Web page and app entries:
_____
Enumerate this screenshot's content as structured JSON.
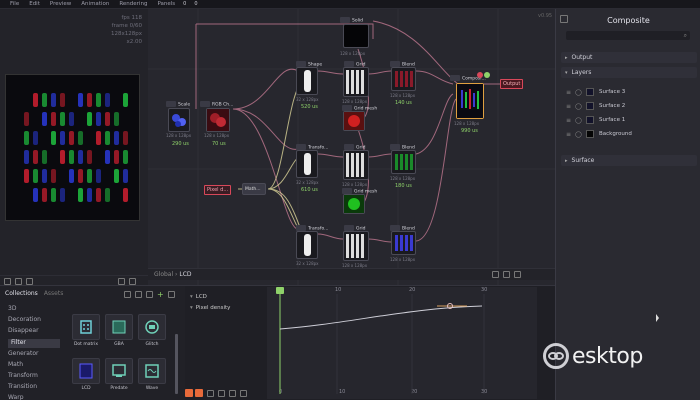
{
  "menu": {
    "items": [
      "File",
      "Edit",
      "Preview",
      "Animation",
      "Rendering",
      "Panels"
    ],
    "counter_a": "0",
    "counter_b": "0"
  },
  "version": "v0.95",
  "preview": {
    "info": [
      "fps 118",
      "frame 0/60",
      "128x128px",
      "x2.00"
    ]
  },
  "graph": {
    "breadcrumb_root": "Global",
    "breadcrumb_current": "LCD",
    "nodes": {
      "scale": {
        "title": "Scale",
        "dim": "128 x 128px",
        "time": "290 us"
      },
      "rgb": {
        "title": "RGB Ch...",
        "dim": "128 x 128px",
        "time": "70 us"
      },
      "solid": {
        "title": "Solid",
        "dim": "128 x 128px"
      },
      "shape1": {
        "title": "Shape",
        "dim": "32 x 128px",
        "time": "520 us"
      },
      "grid1": {
        "title": "Grid",
        "dim": "128 x 128px"
      },
      "blend1": {
        "title": "Blend",
        "dim": "128 x 128px",
        "time": "140 us"
      },
      "transform1": {
        "title": "Transfo...",
        "dim": "32 x 128px",
        "time": "610 us"
      },
      "grid2": {
        "title": "Grid",
        "dim": "128 x 128px"
      },
      "blend2": {
        "title": "Blend",
        "dim": "128 x 128px",
        "time": "180 us"
      },
      "transform2": {
        "title": "Transfo...",
        "dim": "32 x 128px"
      },
      "grid3": {
        "title": "Grid",
        "dim": "128 x 128px"
      },
      "blend3": {
        "title": "Blend",
        "dim": "128 x 128px"
      },
      "grid_mesh1": {
        "title": "Grid mesh"
      },
      "grid_mesh2": {
        "title": "Grid mesh"
      },
      "composite": {
        "title": "Composi...",
        "dim": "128 x 128px",
        "time": "990 us"
      },
      "math": {
        "title": "Math..."
      }
    },
    "tags": {
      "pixel": "Pixel d...",
      "output": "Output"
    }
  },
  "inspector": {
    "title": "Composite",
    "sections": {
      "output": "Output",
      "layers": "Layers",
      "surface": "Surface"
    },
    "layers": [
      "Surface 3",
      "Surface 2",
      "Surface 1",
      "Background"
    ]
  },
  "collections": {
    "tab_active": "Collections",
    "tab_other": "Assets",
    "items": [
      "3D",
      "Decoration",
      "Disappear",
      "Filter",
      "Generator",
      "Math",
      "Transform",
      "Transition",
      "Warp"
    ],
    "tiles": [
      "Dot matrix",
      "GBA",
      "Glitch",
      "LCD",
      "Predate",
      "Wave"
    ]
  },
  "animation": {
    "group": "LCD",
    "track": "Pixel density",
    "ticks_top": [
      "0",
      "10",
      "20",
      "30"
    ],
    "ticks_bottom": [
      "0",
      "10",
      "20",
      "30"
    ]
  },
  "watermark": "esktop",
  "colors": {
    "accent_green": "#8fd26a",
    "accent_red": "#d8485a"
  }
}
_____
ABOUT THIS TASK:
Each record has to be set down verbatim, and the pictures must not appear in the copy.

EXERCISE RESULT:
Enumerate this screenshot's content as structured JSON.
{
  "menu": {
    "items": [
      "File",
      "Edit",
      "Preview",
      "Animation",
      "Rendering",
      "Panels"
    ],
    "counter_a": "0",
    "counter_b": "0"
  },
  "version": "v0.95",
  "preview": {
    "info": [
      "fps 118",
      "frame 0/60",
      "128x128px",
      "x2.00"
    ]
  },
  "graph": {
    "breadcrumb_root": "Global",
    "breadcrumb_current": "LCD",
    "nodes": {
      "scale": {
        "title": "Scale",
        "dim": "128 x 128px",
        "time": "290 us"
      },
      "rgb": {
        "title": "RGB Ch...",
        "dim": "128 x 128px",
        "time": "70 us"
      },
      "solid": {
        "title": "Solid",
        "dim": "128 x 128px"
      },
      "shape1": {
        "title": "Shape",
        "dim": "32 x 128px",
        "time": "520 us"
      },
      "grid1": {
        "title": "Grid",
        "dim": "128 x 128px"
      },
      "blend1": {
        "title": "Blend",
        "dim": "128 x 128px",
        "time": "140 us"
      },
      "transform1": {
        "title": "Transfo...",
        "dim": "32 x 128px",
        "time": "610 us"
      },
      "grid2": {
        "title": "Grid",
        "dim": "128 x 128px"
      },
      "blend2": {
        "title": "Blend",
        "dim": "128 x 128px",
        "time": "180 us"
      },
      "transform2": {
        "title": "Transfo...",
        "dim": "32 x 128px"
      },
      "grid3": {
        "title": "Grid",
        "dim": "128 x 128px"
      },
      "blend3": {
        "title": "Blend",
        "dim": "128 x 128px"
      },
      "grid_mesh1": {
        "title": "Grid mesh"
      },
      "grid_mesh2": {
        "title": "Grid mesh"
      },
      "composite": {
        "title": "Composi...",
        "dim": "128 x 128px",
        "time": "990 us"
      },
      "math": {
        "title": "Math..."
      }
    },
    "tags": {
      "pixel": "Pixel d...",
      "output": "Output"
    }
  },
  "inspector": {
    "title": "Composite",
    "sections": {
      "output": "Output",
      "layers": "Layers",
      "surface": "Surface"
    },
    "layers": [
      "Surface 3",
      "Surface 2",
      "Surface 1",
      "Background"
    ]
  },
  "collections": {
    "tab_active": "Collections",
    "tab_other": "Assets",
    "items": [
      "3D",
      "Decoration",
      "Disappear",
      "Filter",
      "Generator",
      "Math",
      "Transform",
      "Transition",
      "Warp"
    ],
    "tiles": [
      "Dot matrix",
      "GBA",
      "Glitch",
      "LCD",
      "Predate",
      "Wave"
    ]
  },
  "animation": {
    "group": "LCD",
    "track": "Pixel density",
    "ticks_top": [
      "0",
      "10",
      "20",
      "30"
    ],
    "ticks_bottom": [
      "0",
      "10",
      "20",
      "30"
    ]
  },
  "watermark": "esktop",
  "colors": {
    "accent_green": "#8fd26a",
    "accent_red": "#d8485a"
  }
}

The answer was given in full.